Steve Carlton of the Philadelphia Phillies is the unanimous winner of the Cy Young Award in the National League. Carlton, in his first season with the Phillies, won the pitching Triple Crown, leading the league with a 27-10 record, with a 1.97 ERA and 310 strikeouts. Making Steve Carlton’s starts more remarkable is the Phillies were the worst team in the National League with a record of 59-97. Carlton’s 45.8% of his team wins are the most in the modern era.
Steve Carlton was born in Miami, Florida, on December 22, 1944. At 20, the hard-throwing left-hander made his debut with the St. Louis Cardinals. In seven years with the Cardinals, Steve Carlton showed flashes of brilliance as he pitched in the shadow of Bob Gibson. On September 15, 1969, Carlton set a nine-inning record with 19 strikeouts against the New York Mets in a 4-3 loss giving up a pair of two-run home runs to Ron Swoboda. After a contract holdout in 1970, Lefty had a disappointing 19-loss season but rebounded for his first 20-win season in 1971.
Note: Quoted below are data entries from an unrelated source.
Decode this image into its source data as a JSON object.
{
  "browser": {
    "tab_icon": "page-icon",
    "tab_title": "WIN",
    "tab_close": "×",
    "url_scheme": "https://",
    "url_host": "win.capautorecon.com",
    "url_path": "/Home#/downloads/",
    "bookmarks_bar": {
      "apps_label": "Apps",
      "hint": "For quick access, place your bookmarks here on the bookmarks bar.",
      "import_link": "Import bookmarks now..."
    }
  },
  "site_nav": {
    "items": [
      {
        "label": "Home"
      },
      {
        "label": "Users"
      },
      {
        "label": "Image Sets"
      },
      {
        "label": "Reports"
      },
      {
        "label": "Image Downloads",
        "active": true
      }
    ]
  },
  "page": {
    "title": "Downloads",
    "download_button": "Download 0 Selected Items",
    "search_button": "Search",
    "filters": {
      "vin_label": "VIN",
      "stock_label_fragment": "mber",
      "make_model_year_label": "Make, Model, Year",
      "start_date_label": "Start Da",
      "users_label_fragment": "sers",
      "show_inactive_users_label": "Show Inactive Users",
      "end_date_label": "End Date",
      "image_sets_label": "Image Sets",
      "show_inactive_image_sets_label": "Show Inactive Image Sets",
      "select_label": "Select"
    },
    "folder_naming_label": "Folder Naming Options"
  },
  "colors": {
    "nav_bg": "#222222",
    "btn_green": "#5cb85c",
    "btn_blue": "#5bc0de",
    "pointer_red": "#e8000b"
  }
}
With another holdout looming in 1972, the Cardinals traded Steve Carlton to the Philadelphia Phillies for Rick Wise at the start of Spring Training. At the time of the trade, the Phillies were rebuilding and among the National League's worst teams. Steve Carlton made an excellent first impression in Philadelphia by winning five of his first six decisions after a players’ strike slightly delayed the season. Steve Carlton would fall victim to the Phillies' lack of offense in his next five starts, losing all five as the Phillies only scored ten runs. After the losing streak, Carlton ran off a 15-game winning streak. During the streak in which he made 18 starts, with three no-decisions Steve Carlton allowed 28 runs on 103 hits in 155 innings while striking out 140 with just 39 walks. When the season was over, Steve Carlton had nearly half of his team’s wins with a record of 27-10, as he won the pitching Triple Crown with a 1.97 ERA and 310 strikeouts.
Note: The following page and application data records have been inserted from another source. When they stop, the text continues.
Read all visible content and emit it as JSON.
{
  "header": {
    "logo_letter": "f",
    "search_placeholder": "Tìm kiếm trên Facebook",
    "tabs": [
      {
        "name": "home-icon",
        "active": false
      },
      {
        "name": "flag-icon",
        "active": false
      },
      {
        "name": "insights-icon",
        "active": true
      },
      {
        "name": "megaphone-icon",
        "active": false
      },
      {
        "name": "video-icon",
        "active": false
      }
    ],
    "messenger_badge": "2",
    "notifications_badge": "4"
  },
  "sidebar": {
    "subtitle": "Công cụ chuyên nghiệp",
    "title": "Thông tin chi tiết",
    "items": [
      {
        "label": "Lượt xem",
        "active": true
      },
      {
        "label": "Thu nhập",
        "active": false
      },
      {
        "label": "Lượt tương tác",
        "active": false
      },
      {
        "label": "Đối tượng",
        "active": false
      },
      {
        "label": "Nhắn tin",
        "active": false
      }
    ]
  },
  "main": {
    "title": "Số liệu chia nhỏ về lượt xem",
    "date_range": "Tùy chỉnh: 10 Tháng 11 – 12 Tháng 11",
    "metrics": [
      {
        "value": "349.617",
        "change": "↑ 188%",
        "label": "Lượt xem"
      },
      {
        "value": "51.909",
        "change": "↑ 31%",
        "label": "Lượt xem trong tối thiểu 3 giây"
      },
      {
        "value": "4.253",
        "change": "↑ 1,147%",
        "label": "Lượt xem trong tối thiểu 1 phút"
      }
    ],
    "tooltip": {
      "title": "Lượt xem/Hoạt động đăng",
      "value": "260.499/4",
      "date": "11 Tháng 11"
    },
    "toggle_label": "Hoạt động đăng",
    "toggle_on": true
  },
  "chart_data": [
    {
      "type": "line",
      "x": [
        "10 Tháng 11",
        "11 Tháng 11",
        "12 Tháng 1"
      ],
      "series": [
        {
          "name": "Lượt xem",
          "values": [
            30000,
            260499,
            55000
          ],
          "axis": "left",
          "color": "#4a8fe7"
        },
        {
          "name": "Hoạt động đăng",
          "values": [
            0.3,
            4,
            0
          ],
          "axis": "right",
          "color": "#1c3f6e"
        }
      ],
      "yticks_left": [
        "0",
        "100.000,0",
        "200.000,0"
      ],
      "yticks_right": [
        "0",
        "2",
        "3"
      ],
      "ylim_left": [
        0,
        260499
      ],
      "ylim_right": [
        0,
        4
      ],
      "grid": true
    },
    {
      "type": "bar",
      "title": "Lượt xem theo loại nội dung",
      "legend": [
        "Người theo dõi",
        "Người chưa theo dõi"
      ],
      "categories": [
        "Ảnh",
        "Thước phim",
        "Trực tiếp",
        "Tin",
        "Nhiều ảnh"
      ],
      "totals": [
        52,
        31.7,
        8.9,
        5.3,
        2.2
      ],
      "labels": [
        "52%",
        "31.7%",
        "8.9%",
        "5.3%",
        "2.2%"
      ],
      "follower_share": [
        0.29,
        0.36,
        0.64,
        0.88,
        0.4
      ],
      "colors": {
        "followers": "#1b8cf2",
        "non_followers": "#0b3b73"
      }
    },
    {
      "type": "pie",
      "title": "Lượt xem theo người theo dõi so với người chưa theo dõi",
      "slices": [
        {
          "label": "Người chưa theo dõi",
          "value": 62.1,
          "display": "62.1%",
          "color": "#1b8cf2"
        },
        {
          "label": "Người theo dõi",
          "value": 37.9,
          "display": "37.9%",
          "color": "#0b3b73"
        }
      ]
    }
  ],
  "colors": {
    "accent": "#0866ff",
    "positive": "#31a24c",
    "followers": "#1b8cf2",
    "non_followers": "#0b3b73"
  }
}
Steve Carlton struggled in his second season in Philadelphia, losing 20 games and beginning an adversarial relationship with the media. As the Phillies' fortunes improved, Steve Carlton became a driving force, winning the Cy Young three more times in 1977, 1980, and 1982. This success came when Steve Carlton cut off all contact with the media in 1976, refusing to do a single interview for the next ten years. The Phillies won three straight division titles in 1976, 1977, and 1978. They ended nearly a century of frustration two years later by winning their first World Series. Three years later, they won another National League pennant. That same season saw Steve Carlton battle, Nolan Ryan for the record in strikeouts as both broke the long-standing record held by Walter Johnson. In 1983 there would be 14 lead changes between Ryan and Carlton, with an additional five swaps in 1984. At the end of the 1984 season, Nolan Ryan led by two strikeouts at 3,874 to Carlton’s 3,872.
The race would end there as Steve Carlton’s began a steep decline in 1985 when he finished 1-8. A year later, he was released by the Phillies after posting a 4-8 record with a 6.18 ERA. Steve Carlton would record his 4,000th career strikeout during a brief stint with the San Francisco Giants in 1986, finishing the year with the Chicago White Sox. In 1987, Carlton split the season between the Cleveland Indians and Minnesota Twins, earning his third World Series ring before his career ended in April 1988. Steve Carlton posted a record of 329-244, with a 3.22 ERA and 4,672 strikeouts which was the record for left-handed pitchers until it was topped by Randy Johnson two decades later. Steve Carlton was inducted into the Hall of Fame in 1994, his first year of eligibility.